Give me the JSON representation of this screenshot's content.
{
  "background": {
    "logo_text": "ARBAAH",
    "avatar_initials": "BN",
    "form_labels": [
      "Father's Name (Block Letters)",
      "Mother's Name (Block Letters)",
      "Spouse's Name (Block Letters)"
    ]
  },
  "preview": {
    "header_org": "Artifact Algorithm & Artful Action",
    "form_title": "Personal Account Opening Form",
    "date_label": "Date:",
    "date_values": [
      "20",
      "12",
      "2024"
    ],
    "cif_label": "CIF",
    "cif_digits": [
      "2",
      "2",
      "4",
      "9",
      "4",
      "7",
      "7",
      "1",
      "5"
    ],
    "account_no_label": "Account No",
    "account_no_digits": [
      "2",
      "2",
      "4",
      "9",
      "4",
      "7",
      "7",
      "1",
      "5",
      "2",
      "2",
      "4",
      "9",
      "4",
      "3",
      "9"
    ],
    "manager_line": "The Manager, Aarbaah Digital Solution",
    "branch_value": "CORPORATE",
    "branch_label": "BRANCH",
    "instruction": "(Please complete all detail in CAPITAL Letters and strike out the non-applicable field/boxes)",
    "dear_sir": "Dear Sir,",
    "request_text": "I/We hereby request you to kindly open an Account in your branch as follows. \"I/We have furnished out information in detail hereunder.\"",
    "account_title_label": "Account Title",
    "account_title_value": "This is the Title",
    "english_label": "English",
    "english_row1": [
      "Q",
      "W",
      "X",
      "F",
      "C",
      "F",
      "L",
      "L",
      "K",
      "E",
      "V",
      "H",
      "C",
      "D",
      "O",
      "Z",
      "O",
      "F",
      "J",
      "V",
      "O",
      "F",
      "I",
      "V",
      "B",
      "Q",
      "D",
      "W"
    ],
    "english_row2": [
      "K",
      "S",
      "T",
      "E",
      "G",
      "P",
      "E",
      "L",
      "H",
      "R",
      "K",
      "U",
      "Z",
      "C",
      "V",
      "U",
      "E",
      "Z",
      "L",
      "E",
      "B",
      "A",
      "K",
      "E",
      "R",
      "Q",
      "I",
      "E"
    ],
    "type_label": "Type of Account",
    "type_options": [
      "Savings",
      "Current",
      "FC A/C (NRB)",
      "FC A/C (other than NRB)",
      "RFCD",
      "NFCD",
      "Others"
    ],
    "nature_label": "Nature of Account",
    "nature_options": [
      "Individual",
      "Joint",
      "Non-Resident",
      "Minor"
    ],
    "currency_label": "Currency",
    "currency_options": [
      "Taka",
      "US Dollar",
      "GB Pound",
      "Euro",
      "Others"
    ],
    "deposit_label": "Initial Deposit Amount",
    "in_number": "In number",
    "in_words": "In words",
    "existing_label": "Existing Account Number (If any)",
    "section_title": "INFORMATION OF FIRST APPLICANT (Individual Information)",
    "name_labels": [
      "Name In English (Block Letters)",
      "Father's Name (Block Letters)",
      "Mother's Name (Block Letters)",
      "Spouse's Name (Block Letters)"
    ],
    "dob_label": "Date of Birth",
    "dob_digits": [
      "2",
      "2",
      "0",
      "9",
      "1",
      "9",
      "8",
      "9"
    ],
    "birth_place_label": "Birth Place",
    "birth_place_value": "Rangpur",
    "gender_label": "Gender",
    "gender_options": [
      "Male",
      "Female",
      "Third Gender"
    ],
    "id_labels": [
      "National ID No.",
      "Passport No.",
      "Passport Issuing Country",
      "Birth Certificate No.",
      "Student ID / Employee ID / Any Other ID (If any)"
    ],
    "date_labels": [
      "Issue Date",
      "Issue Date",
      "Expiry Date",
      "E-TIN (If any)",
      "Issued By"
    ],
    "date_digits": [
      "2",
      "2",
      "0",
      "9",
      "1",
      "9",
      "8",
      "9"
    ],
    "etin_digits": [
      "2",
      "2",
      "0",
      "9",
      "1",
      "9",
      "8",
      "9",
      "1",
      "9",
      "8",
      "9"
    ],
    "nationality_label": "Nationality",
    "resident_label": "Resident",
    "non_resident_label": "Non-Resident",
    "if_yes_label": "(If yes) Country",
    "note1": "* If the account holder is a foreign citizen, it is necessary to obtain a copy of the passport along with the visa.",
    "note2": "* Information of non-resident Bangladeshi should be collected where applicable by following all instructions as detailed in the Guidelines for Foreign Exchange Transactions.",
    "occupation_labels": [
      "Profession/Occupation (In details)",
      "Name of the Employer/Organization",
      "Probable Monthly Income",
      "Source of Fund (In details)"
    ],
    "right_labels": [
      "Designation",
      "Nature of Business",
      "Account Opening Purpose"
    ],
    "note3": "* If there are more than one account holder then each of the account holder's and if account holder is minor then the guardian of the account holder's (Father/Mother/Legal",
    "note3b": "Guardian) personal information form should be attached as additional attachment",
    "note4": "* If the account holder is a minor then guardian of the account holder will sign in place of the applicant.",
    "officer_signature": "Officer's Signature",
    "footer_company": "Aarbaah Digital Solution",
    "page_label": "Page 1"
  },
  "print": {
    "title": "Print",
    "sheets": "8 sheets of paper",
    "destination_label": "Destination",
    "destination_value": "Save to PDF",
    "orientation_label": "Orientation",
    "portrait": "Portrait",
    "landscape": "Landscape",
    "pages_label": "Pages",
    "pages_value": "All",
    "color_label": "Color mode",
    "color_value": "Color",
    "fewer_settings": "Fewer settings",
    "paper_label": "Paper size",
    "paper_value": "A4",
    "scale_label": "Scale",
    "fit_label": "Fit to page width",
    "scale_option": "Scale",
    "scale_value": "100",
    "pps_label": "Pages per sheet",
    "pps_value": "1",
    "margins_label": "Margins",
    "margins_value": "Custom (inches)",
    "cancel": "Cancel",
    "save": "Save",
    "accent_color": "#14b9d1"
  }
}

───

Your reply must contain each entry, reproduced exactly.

Give me the JSON representation of this screenshot's content.
{
  "background": {
    "logo_text": "ARBAAH",
    "avatar_initials": "BN",
    "form_labels": [
      "Father's Name (Block Letters)",
      "Mother's Name (Block Letters)",
      "Spouse's Name (Block Letters)"
    ]
  },
  "preview": {
    "header_org": "Artifact Algorithm & Artful Action",
    "form_title": "Personal Account Opening Form",
    "date_label": "Date:",
    "date_values": [
      "20",
      "12",
      "2024"
    ],
    "cif_label": "CIF",
    "cif_digits": [
      "2",
      "2",
      "4",
      "9",
      "4",
      "7",
      "7",
      "1",
      "5"
    ],
    "account_no_label": "Account No",
    "account_no_digits": [
      "2",
      "2",
      "4",
      "9",
      "4",
      "7",
      "7",
      "1",
      "5",
      "2",
      "2",
      "4",
      "9",
      "4",
      "3",
      "9"
    ],
    "manager_line": "The Manager, Aarbaah Digital Solution",
    "branch_value": "CORPORATE",
    "branch_label": "BRANCH",
    "instruction": "(Please complete all detail in CAPITAL Letters and strike out the non-applicable field/boxes)",
    "dear_sir": "Dear Sir,",
    "request_text": "I/We hereby request you to kindly open an Account in your branch as follows. \"I/We have furnished out information in detail hereunder.\"",
    "account_title_label": "Account Title",
    "account_title_value": "This is the Title",
    "english_label": "English",
    "english_row1": [
      "Q",
      "W",
      "X",
      "F",
      "C",
      "F",
      "L",
      "L",
      "K",
      "E",
      "V",
      "H",
      "C",
      "D",
      "O",
      "Z",
      "O",
      "F",
      "J",
      "V",
      "O",
      "F",
      "I",
      "V",
      "B",
      "Q",
      "D",
      "W"
    ],
    "english_row2": [
      "K",
      "S",
      "T",
      "E",
      "G",
      "P",
      "E",
      "L",
      "H",
      "R",
      "K",
      "U",
      "Z",
      "C",
      "V",
      "U",
      "E",
      "Z",
      "L",
      "E",
      "B",
      "A",
      "K",
      "E",
      "R",
      "Q",
      "I",
      "E"
    ],
    "type_label": "Type of Account",
    "type_options": [
      "Savings",
      "Current",
      "FC A/C (NRB)",
      "FC A/C (other than NRB)",
      "RFCD",
      "NFCD",
      "Others"
    ],
    "nature_label": "Nature of Account",
    "nature_options": [
      "Individual",
      "Joint",
      "Non-Resident",
      "Minor"
    ],
    "currency_label": "Currency",
    "currency_options": [
      "Taka",
      "US Dollar",
      "GB Pound",
      "Euro",
      "Others"
    ],
    "deposit_label": "Initial Deposit Amount",
    "in_number": "In number",
    "in_words": "In words",
    "existing_label": "Existing Account Number (If any)",
    "section_title": "INFORMATION OF FIRST APPLICANT (Individual Information)",
    "name_labels": [
      "Name In English (Block Letters)",
      "Father's Name (Block Letters)",
      "Mother's Name (Block Letters)",
      "Spouse's Name (Block Letters)"
    ],
    "dob_label": "Date of Birth",
    "dob_digits": [
      "2",
      "2",
      "0",
      "9",
      "1",
      "9",
      "8",
      "9"
    ],
    "birth_place_label": "Birth Place",
    "birth_place_value": "Rangpur",
    "gender_label": "Gender",
    "gender_options": [
      "Male",
      "Female",
      "Third Gender"
    ],
    "id_labels": [
      "National ID No.",
      "Passport No.",
      "Passport Issuing Country",
      "Birth Certificate No.",
      "Student ID / Employee ID / Any Other ID (If any)"
    ],
    "date_labels": [
      "Issue Date",
      "Issue Date",
      "Expiry Date",
      "E-TIN (If any)",
      "Issued By"
    ],
    "date_digits": [
      "2",
      "2",
      "0",
      "9",
      "1",
      "9",
      "8",
      "9"
    ],
    "etin_digits": [
      "2",
      "2",
      "0",
      "9",
      "1",
      "9",
      "8",
      "9",
      "1",
      "9",
      "8",
      "9"
    ],
    "nationality_label": "Nationality",
    "resident_label": "Resident",
    "non_resident_label": "Non-Resident",
    "if_yes_label": "(If yes) Country",
    "note1": "* If the account holder is a foreign citizen, it is necessary to obtain a copy of the passport along with the visa.",
    "note2": "* Information of non-resident Bangladeshi should be collected where applicable by following all instructions as detailed in the Guidelines for Foreign Exchange Transactions.",
    "occupation_labels": [
      "Profession/Occupation (In details)",
      "Name of the Employer/Organization",
      "Probable Monthly Income",
      "Source of Fund (In details)"
    ],
    "right_labels": [
      "Designation",
      "Nature of Business",
      "Account Opening Purpose"
    ],
    "note3": "* If there are more than one account holder then each of the account holder's and if account holder is minor then the guardian of the account holder's (Father/Mother/Legal",
    "note3b": "Guardian) personal information form should be attached as additional attachment",
    "note4": "* If the account holder is a minor then guardian of the account holder will sign in place of the applicant.",
    "officer_signature": "Officer's Signature",
    "footer_company": "Aarbaah Digital Solution",
    "page_label": "Page 1"
  },
  "print": {
    "title": "Print",
    "sheets": "8 sheets of paper",
    "destination_label": "Destination",
    "destination_value": "Save to PDF",
    "orientation_label": "Orientation",
    "portrait": "Portrait",
    "landscape": "Landscape",
    "pages_label": "Pages",
    "pages_value": "All",
    "color_label": "Color mode",
    "color_value": "Color",
    "fewer_settings": "Fewer settings",
    "paper_label": "Paper size",
    "paper_value": "A4",
    "scale_label": "Scale",
    "fit_label": "Fit to page width",
    "scale_option": "Scale",
    "scale_value": "100",
    "pps_label": "Pages per sheet",
    "pps_value": "1",
    "margins_label": "Margins",
    "margins_value": "Custom (inches)",
    "cancel": "Cancel",
    "save": "Save",
    "accent_color": "#14b9d1"
  }
}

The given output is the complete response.